The translation also felt dodgy. I’m not familiar with the translation history behind this series, but it definitely feels like an older localization. Names could also be a bit spotty, with the Romanization of some characters’ names being different from their anime counterparts – Krillin, for example, is localized as Kuririn. I don’t know if either of these are more accurate than the other, but it was something that I just became keenly aware of as I read. I wonder how accurate it was, or if it could benefit from a new translation.
But at its best, the series was an exciting action series with some really interesting, dynamic fights. The art was clean, which made the action easy to follow, and Toriyama did a great job guiding the reader’s eyes through fast-paced and fluid combat sequences.
Will I continue on with Dragon Ball into the Saiyan Saga, Freiza Saga, and beyond? Hard to say. There was definitely stuff to enjoy here, and I know that future sagas put more focus on the parts I had the most fun with. But I can’t say its characters or world stood out to me in a way that made me think I needed to immediately chase more. So I guess we’ll see if the mood strikes me.
Do I recommend it? If you’re into shonen series, it’s interesting to see the origins of such a landmark series that would have a huge impact on shonen – and the world of anime/manga in general. However, I would have to have some heavy asterisks with it. There’s a lot of objectification of women, and characters rarely develop any deeper than surface level. The plot is generally an excuse to see cool fights unfold. Which isn’t necessarily a bad thing – If you’re craving some fun action that you don’t have to think too hard about, you could do much worse.
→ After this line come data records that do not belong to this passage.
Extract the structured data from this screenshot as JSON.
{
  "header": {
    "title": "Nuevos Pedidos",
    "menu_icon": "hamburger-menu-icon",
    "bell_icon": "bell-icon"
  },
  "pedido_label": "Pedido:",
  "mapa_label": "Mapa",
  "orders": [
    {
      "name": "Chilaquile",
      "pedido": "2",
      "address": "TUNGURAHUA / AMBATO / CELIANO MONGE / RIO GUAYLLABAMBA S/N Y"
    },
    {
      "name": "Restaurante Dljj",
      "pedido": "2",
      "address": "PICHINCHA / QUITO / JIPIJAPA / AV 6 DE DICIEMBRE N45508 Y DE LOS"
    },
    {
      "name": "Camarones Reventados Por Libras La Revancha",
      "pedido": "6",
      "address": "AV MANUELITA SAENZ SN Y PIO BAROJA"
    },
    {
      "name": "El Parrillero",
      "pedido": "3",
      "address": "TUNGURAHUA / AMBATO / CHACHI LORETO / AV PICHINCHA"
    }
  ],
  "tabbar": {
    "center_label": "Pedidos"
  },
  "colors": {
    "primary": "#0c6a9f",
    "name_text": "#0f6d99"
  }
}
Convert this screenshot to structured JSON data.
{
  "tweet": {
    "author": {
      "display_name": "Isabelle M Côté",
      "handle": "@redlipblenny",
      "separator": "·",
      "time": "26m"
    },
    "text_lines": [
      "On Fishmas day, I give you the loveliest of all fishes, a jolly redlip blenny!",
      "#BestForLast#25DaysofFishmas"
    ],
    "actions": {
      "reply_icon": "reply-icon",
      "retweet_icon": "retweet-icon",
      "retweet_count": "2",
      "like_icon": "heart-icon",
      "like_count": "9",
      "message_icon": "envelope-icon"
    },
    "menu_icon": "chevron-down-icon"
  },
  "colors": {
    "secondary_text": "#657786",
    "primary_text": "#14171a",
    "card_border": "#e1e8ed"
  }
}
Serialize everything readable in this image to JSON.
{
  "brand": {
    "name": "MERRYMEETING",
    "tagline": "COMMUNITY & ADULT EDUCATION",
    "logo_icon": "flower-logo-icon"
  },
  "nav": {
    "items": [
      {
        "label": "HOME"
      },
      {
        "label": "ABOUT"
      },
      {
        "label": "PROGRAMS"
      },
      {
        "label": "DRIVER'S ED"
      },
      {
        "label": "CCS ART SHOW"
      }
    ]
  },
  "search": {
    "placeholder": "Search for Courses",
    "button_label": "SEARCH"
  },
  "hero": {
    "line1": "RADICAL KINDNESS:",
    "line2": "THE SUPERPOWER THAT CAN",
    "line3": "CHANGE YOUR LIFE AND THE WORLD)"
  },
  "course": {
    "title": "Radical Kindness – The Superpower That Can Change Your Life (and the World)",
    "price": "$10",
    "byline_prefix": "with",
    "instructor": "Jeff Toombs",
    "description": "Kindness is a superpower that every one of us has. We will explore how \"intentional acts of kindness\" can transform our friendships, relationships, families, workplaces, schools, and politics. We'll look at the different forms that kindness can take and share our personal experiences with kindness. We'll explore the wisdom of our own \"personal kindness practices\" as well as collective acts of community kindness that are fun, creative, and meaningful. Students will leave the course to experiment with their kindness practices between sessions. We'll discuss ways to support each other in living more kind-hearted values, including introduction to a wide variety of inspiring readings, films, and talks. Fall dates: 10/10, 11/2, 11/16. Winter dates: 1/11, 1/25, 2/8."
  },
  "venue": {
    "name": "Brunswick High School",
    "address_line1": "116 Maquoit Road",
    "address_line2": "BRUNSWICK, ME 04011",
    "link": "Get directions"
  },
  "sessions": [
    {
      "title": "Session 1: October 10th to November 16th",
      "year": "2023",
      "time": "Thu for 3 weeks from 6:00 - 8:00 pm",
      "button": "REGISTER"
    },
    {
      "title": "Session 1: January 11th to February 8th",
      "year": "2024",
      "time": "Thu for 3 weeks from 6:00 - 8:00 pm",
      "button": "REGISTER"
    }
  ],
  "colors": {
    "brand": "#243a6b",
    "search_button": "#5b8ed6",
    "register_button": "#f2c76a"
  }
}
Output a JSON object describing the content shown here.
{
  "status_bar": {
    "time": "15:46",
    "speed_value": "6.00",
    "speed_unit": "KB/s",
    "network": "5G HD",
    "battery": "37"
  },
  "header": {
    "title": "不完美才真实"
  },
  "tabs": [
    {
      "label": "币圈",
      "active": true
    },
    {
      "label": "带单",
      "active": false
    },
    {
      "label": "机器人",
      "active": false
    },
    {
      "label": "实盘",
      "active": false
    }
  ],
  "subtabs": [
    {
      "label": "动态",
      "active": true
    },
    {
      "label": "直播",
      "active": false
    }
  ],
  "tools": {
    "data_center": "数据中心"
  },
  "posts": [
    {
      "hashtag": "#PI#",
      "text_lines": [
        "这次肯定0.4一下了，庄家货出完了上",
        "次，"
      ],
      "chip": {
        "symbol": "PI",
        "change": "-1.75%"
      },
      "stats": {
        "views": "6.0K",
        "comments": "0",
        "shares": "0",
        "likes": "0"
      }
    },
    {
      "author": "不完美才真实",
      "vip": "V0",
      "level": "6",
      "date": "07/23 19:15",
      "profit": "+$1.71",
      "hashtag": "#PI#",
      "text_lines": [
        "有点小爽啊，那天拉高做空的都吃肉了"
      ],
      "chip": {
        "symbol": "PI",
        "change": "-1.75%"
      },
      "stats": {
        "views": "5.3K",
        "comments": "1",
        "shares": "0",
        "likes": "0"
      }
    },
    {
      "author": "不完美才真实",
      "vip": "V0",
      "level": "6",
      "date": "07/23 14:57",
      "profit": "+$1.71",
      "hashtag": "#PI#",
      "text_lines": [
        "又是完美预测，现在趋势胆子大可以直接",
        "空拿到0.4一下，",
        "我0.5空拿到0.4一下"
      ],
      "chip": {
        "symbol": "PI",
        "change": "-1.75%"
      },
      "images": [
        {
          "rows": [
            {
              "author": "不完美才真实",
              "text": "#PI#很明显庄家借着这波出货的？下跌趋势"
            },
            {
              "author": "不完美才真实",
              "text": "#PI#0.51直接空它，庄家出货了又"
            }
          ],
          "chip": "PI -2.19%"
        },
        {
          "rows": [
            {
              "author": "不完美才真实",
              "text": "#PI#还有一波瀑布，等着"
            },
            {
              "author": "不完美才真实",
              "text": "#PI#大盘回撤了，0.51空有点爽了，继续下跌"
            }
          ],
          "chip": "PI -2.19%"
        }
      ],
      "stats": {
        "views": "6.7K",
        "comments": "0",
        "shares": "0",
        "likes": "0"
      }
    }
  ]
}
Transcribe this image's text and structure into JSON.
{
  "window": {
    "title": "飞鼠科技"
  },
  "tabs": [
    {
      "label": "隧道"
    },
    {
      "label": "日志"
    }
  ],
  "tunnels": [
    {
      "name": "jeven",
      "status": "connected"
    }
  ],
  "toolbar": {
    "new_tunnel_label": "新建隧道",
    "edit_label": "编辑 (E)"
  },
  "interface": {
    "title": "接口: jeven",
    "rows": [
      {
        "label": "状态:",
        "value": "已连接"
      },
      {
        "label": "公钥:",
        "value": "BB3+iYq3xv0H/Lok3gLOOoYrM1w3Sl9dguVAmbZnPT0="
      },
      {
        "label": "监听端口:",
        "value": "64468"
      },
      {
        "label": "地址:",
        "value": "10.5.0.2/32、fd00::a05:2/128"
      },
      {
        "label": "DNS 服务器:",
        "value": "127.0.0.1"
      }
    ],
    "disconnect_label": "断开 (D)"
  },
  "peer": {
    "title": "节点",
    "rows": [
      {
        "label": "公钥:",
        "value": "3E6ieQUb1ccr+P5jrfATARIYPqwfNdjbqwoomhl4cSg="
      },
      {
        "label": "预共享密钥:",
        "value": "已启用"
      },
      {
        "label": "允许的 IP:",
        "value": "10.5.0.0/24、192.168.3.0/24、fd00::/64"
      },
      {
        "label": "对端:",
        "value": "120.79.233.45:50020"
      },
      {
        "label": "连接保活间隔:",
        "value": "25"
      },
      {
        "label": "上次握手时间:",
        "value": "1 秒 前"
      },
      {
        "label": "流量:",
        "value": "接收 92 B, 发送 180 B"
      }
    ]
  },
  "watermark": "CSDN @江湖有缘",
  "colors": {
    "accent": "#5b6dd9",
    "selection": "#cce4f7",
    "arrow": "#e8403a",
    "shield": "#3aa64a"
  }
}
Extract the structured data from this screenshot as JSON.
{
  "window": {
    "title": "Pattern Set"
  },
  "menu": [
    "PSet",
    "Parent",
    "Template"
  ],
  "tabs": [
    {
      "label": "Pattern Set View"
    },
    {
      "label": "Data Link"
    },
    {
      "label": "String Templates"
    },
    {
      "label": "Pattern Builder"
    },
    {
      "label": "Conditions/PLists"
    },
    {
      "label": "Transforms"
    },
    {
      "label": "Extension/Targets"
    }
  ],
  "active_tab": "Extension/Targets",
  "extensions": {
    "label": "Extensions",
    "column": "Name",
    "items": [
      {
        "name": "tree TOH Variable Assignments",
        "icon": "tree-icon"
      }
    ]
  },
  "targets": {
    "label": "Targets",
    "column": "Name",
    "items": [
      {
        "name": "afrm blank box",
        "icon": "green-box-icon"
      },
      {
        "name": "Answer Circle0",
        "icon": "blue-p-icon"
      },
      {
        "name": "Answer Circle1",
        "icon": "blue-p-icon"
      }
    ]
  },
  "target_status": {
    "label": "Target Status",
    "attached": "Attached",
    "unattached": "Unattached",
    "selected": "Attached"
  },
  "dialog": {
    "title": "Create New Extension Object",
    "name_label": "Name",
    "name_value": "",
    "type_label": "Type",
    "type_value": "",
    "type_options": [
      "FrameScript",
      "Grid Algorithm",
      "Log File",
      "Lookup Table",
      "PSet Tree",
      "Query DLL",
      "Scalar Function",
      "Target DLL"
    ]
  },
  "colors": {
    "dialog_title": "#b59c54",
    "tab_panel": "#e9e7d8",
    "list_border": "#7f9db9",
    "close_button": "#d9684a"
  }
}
And for those of you who are long-time fans, I’d love to know more about your thoughts on Dragon Ball, particularly these early volumes.